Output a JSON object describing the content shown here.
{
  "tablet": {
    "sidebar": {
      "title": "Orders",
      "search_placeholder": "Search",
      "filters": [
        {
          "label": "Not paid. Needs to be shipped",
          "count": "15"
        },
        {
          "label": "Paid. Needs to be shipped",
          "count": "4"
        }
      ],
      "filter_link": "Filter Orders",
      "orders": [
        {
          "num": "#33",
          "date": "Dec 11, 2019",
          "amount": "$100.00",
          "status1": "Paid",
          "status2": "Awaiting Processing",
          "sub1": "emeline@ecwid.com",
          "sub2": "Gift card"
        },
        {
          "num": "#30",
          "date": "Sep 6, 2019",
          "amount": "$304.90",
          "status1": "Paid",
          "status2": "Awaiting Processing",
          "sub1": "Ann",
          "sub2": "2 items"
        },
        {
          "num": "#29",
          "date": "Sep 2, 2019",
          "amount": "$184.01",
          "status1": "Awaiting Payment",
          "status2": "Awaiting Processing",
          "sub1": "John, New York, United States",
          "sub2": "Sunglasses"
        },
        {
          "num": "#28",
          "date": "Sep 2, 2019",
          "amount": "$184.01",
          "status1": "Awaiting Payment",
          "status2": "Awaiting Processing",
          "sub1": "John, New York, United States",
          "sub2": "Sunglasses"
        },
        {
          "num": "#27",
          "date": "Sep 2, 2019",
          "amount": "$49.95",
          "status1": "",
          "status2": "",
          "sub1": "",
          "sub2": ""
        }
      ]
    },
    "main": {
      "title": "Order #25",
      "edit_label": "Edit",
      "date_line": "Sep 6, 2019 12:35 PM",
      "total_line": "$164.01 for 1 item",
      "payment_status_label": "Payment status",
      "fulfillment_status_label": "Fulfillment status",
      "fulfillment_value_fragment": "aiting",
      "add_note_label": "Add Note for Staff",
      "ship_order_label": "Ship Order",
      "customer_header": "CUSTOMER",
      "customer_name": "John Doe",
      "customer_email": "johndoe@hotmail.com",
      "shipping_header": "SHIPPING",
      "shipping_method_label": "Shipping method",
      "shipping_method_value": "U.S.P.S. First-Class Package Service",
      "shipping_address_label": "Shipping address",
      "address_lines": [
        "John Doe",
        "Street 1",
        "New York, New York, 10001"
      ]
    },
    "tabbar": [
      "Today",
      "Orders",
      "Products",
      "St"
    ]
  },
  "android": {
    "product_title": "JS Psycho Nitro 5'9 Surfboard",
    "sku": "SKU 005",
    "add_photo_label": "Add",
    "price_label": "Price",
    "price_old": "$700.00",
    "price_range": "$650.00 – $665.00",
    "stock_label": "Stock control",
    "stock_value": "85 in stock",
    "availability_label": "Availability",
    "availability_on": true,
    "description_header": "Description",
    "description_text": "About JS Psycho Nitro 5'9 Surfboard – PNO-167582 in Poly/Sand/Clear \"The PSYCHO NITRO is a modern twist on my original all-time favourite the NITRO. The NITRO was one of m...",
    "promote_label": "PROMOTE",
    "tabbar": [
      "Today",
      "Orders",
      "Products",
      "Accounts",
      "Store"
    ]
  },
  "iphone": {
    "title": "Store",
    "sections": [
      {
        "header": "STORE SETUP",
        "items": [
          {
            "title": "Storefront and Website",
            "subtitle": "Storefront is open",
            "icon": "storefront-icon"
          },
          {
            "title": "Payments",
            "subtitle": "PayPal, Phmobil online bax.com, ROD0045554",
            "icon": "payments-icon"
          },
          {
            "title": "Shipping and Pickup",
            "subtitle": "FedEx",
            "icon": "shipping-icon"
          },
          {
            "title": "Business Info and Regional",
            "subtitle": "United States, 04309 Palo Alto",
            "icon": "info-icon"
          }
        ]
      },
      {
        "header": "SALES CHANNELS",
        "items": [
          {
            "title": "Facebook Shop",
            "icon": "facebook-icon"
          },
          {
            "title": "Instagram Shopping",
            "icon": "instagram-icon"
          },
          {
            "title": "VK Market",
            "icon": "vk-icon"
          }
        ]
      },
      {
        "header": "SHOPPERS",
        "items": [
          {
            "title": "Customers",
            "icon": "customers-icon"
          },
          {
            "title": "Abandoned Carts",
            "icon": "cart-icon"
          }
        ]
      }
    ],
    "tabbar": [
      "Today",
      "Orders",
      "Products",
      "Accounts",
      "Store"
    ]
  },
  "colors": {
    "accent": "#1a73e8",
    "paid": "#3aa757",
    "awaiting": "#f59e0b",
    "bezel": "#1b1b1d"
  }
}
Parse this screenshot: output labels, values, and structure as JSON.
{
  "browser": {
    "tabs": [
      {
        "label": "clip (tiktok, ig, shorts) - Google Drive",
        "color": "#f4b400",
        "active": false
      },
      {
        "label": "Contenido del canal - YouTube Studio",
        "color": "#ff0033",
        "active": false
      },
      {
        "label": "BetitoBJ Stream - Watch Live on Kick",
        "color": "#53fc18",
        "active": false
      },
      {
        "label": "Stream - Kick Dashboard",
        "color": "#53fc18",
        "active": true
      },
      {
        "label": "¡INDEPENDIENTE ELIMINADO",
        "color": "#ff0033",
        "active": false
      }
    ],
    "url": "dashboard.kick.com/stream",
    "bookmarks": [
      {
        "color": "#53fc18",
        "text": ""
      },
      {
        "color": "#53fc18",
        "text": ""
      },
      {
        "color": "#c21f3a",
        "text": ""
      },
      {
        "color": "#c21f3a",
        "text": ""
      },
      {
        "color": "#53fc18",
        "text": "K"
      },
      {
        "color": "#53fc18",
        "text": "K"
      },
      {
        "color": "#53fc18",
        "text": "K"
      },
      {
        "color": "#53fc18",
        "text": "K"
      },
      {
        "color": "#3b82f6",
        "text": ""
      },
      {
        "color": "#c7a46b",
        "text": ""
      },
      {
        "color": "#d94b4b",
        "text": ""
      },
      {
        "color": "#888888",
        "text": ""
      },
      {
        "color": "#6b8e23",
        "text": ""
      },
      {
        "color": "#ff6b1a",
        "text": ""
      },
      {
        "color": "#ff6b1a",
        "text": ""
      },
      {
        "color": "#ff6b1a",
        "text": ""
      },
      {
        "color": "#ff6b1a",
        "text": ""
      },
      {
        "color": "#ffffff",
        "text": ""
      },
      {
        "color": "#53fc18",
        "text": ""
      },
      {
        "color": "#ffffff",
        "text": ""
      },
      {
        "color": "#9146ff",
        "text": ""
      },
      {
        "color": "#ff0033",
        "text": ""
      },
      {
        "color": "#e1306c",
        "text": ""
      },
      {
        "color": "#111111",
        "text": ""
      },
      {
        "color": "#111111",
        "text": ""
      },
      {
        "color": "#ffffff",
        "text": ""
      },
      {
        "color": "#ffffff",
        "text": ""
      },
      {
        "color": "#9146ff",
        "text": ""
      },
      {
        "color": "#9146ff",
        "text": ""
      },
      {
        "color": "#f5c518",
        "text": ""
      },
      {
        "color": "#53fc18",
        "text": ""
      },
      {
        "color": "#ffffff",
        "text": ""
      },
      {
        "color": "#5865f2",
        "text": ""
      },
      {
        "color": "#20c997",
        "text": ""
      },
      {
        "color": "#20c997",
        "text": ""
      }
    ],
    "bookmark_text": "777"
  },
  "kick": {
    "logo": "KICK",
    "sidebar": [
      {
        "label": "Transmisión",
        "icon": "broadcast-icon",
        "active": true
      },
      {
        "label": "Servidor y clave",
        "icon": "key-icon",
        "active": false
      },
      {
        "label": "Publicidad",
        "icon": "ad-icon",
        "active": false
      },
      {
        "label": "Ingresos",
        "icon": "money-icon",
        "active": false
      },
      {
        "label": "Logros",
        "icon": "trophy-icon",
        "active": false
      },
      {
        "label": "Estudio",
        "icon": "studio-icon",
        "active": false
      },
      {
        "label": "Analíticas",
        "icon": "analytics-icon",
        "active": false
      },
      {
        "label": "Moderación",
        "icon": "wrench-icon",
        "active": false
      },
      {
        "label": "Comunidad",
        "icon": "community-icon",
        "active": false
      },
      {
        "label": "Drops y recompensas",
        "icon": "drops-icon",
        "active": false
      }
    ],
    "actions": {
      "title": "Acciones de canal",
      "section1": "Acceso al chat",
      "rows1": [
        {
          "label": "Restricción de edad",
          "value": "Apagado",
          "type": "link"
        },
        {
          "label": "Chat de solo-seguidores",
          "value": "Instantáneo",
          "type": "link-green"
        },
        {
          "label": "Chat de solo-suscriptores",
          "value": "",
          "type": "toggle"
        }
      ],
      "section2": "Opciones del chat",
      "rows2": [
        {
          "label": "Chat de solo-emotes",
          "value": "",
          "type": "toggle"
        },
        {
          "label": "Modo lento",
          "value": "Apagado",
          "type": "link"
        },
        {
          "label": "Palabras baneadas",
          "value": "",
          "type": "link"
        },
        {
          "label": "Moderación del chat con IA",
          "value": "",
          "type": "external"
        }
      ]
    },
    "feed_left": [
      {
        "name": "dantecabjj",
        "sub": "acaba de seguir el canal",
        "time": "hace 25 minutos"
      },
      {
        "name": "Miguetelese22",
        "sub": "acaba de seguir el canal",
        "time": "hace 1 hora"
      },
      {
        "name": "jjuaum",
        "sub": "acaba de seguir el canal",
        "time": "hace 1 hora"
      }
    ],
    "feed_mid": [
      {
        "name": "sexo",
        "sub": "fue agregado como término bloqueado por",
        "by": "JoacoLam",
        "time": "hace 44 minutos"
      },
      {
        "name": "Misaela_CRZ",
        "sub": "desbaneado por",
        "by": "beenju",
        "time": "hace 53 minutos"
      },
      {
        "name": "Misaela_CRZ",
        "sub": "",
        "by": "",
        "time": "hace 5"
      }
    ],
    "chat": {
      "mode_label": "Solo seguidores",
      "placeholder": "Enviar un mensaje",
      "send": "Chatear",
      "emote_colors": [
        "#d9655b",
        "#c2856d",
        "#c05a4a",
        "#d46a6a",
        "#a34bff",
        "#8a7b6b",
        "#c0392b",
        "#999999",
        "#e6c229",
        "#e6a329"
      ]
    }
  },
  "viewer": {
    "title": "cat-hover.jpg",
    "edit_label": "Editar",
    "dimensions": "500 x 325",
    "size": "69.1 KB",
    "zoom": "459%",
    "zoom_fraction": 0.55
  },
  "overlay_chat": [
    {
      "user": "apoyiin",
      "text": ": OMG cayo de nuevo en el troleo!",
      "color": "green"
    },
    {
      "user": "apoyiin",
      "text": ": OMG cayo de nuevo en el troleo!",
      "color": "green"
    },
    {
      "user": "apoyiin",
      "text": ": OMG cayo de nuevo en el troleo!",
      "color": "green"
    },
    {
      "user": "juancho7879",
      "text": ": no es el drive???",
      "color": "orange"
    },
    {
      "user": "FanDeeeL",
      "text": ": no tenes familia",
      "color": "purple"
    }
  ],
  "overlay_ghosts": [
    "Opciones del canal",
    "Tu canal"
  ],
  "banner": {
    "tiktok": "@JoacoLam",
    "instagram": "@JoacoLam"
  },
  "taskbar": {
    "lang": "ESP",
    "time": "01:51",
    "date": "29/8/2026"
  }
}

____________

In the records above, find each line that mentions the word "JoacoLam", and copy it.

        "by": "JoacoLam",
    "tiktok": "@JoacoLam",
    "instagram": "@JoacoLam"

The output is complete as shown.